What the task asks: The pictures are to be dropped, and the records below are to be restated word for word.

Available data:
·····

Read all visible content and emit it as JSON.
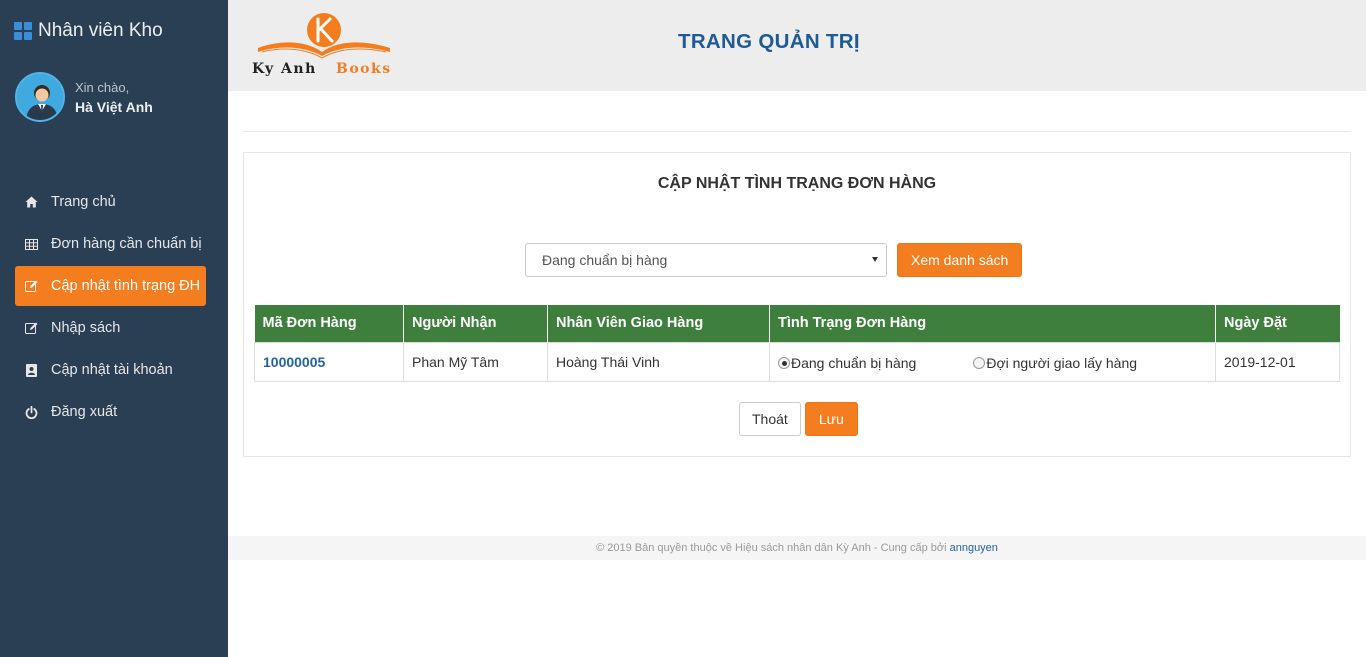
{
  "sidebar": {
    "brand": "Nhân viên Kho",
    "greeting": "Xin chào,",
    "username": "Hà Việt Anh",
    "items": [
      {
        "label": "Trang chủ",
        "icon": "home-icon"
      },
      {
        "label": "Đơn hàng cần chuẩn bị",
        "icon": "table-icon"
      },
      {
        "label": "Cập nhật tình trạng ĐH",
        "icon": "edit-icon"
      },
      {
        "label": "Nhập sách",
        "icon": "edit-icon"
      },
      {
        "label": "Cập nhật tài khoản",
        "icon": "account-icon"
      },
      {
        "label": "Đăng xuất",
        "icon": "power-icon"
      }
    ],
    "active_index": 2
  },
  "header": {
    "logo_text_1": "Ky Anh",
    "logo_text_2": "Books",
    "title": "TRANG QUẢN TRỊ"
  },
  "panel": {
    "title": "CẬP NHẬT TÌNH TRẠNG ĐƠN HÀNG",
    "filter_value": "Đang chuẩn bị hàng",
    "view_button": "Xem danh sách"
  },
  "table": {
    "headers": [
      "Mã Đơn Hàng",
      "Người Nhận",
      "Nhân Viên Giao Hàng",
      "Tình Trạng Đơn Hàng",
      "Ngày Đặt"
    ],
    "rows": [
      {
        "order_id": "10000005",
        "recipient": "Phan Mỹ Tâm",
        "shipper": "Hoàng Thái Vinh",
        "status_options": [
          "Đang chuẩn bị hàng",
          "Đợi người giao lấy hàng"
        ],
        "status_selected": 0,
        "date": "2019-12-01"
      }
    ]
  },
  "actions": {
    "exit": "Thoát",
    "save": "Lưu"
  },
  "footer": {
    "text": "© 2019 Bản quyền thuộc về Hiệu sách nhân dân Kỳ Anh - Cung cấp bởi",
    "link": "annguyen"
  },
  "colors": {
    "sidebar_bg": "#2a3f54",
    "accent_orange": "#f47d20",
    "table_header": "#3f7f3e",
    "title_blue": "#1e5a96"
  }
}
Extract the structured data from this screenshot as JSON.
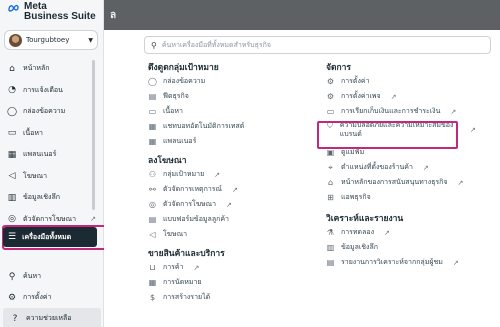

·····

Answer space:
Read all visible content and emit it as JSON.
{
  "sidebar": {
    "brand": "Nhân viên Kho",
    "greeting": "Xin chào,",
    "username": "Hà Việt Anh",
    "items": [
      {
        "label": "Trang chủ",
        "icon": "home-icon"
      },
      {
        "label": "Đơn hàng cần chuẩn bị",
        "icon": "table-icon"
      },
      {
        "label": "Cập nhật tình trạng ĐH",
        "icon": "edit-icon"
      },
      {
        "label": "Nhập sách",
        "icon": "edit-icon"
      },
      {
        "label": "Cập nhật tài khoản",
        "icon": "account-icon"
      },
      {
        "label": "Đăng xuất",
        "icon": "power-icon"
      }
    ],
    "active_index": 2
  },
  "header": {
    "logo_text_1": "Ky Anh",
    "logo_text_2": "Books",
    "title": "TRANG QUẢN TRỊ"
  },
  "panel": {
    "title": "CẬP NHẬT TÌNH TRẠNG ĐƠN HÀNG",
    "filter_value": "Đang chuẩn bị hàng",
    "view_button": "Xem danh sách"
  },
  "table": {
    "headers": [
      "Mã Đơn Hàng",
      "Người Nhận",
      "Nhân Viên Giao Hàng",
      "Tình Trạng Đơn Hàng",
      "Ngày Đặt"
    ],
    "rows": [
      {
        "order_id": "10000005",
        "recipient": "Phan Mỹ Tâm",
        "shipper": "Hoàng Thái Vinh",
        "status_options": [
          "Đang chuẩn bị hàng",
          "Đợi người giao lấy hàng"
        ],
        "status_selected": 0,
        "date": "2019-12-01"
      }
    ]
  },
  "actions": {
    "exit": "Thoát",
    "save": "Lưu"
  },
  "footer": {
    "text": "© 2019 Bản quyền thuộc về Hiệu sách nhân dân Kỳ Anh - Cung cấp bởi",
    "link": "annguyen"
  },
  "colors": {
    "sidebar_bg": "#2a3f54",
    "accent_orange": "#f47d20",
    "table_header": "#3f7f3e",
    "title_blue": "#1e5a96"
  }
}
Extract the structured data from this screenshot as JSON.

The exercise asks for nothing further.